- **TASK INSTRUCTIONS**:
Copy each line of the records below that mentions the word "detail".
SOURCE RECORDS Block Start
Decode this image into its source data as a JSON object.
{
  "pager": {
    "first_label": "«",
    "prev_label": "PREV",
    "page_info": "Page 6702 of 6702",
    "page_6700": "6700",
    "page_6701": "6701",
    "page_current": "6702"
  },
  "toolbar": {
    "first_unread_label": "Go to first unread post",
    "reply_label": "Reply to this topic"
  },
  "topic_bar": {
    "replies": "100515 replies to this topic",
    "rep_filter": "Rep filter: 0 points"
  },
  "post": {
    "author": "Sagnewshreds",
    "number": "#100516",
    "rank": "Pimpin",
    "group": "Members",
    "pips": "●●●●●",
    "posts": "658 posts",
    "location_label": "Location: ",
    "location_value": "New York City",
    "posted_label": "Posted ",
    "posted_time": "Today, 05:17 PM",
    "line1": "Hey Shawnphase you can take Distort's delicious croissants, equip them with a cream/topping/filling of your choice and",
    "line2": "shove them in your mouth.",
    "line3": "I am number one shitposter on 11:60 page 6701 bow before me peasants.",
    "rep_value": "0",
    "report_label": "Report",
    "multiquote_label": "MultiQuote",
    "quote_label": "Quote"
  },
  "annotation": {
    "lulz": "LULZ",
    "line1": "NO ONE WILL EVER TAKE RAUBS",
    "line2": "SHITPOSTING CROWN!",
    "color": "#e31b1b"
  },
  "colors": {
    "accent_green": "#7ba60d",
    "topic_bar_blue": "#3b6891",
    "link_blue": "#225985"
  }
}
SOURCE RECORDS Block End
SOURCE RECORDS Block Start
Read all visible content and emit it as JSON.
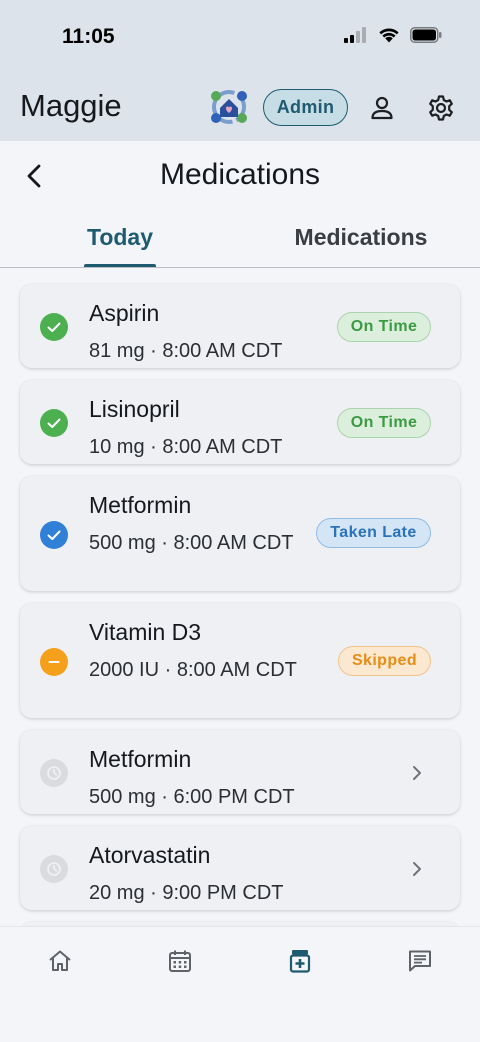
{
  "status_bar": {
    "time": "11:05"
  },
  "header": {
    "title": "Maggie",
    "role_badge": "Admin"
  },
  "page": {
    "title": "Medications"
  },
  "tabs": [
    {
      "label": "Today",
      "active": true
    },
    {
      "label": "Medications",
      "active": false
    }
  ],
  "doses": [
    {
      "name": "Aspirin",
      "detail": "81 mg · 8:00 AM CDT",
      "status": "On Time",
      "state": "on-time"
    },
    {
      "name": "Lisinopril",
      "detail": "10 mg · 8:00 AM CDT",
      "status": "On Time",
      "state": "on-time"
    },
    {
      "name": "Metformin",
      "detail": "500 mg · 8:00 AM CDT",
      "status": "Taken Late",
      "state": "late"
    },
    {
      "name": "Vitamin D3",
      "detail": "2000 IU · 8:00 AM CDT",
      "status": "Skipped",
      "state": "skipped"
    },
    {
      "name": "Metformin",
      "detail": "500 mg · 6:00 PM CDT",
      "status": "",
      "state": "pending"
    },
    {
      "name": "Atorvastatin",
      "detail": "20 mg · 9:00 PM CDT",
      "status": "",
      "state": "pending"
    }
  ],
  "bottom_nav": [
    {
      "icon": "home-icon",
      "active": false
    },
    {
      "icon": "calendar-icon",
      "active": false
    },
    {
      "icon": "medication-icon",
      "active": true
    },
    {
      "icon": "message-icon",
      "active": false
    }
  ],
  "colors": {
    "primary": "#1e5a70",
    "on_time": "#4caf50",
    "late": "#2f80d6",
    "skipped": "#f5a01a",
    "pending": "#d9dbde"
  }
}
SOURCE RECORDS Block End
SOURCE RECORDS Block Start
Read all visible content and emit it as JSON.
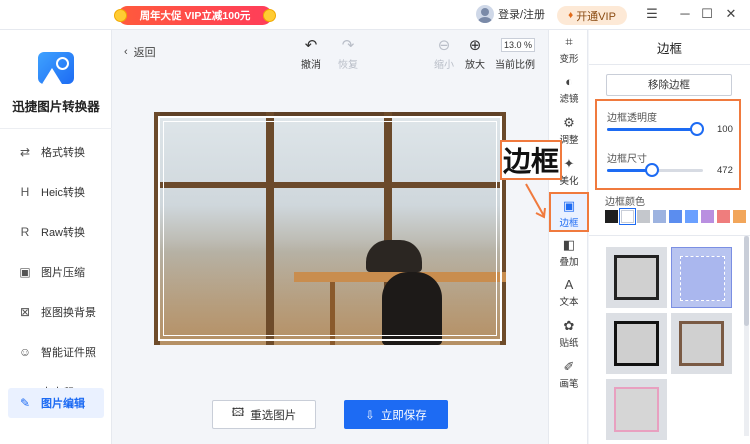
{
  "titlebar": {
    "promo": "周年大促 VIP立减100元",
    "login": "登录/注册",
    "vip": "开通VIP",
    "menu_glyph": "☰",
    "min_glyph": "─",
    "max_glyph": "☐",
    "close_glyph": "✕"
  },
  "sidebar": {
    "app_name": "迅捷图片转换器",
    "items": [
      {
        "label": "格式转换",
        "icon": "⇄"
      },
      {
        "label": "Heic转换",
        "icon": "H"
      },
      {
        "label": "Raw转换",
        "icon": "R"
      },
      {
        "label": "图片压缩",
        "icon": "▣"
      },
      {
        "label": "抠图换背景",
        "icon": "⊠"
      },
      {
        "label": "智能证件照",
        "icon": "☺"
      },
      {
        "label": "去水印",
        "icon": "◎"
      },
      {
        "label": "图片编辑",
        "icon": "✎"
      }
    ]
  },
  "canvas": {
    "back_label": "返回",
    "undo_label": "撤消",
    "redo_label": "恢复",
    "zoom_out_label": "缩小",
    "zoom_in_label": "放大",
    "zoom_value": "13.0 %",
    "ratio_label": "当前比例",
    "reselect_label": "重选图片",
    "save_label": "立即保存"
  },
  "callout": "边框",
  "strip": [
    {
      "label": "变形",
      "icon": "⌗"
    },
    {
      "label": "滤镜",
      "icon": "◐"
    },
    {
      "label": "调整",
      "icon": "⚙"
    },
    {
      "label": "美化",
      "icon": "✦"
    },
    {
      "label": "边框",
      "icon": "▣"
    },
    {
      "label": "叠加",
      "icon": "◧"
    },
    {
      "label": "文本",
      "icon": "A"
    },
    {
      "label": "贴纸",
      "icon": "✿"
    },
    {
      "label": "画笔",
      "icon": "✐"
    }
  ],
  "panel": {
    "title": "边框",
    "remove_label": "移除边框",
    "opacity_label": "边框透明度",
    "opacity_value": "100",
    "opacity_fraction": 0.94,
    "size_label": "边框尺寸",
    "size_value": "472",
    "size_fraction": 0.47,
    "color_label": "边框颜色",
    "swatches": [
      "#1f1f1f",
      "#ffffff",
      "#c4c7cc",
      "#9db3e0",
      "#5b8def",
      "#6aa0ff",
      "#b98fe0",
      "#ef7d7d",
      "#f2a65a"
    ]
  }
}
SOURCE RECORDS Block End
- **ANSWER BELOW**:
      "detail": "81 mg · 8:00 AM CDT",
      "detail": "10 mg · 8:00 AM CDT",
      "detail": "500 mg · 8:00 AM CDT",
      "detail": "2000 IU · 8:00 AM CDT",
      "detail": "500 mg · 6:00 PM CDT",
      "detail": "20 mg · 9:00 PM CDT",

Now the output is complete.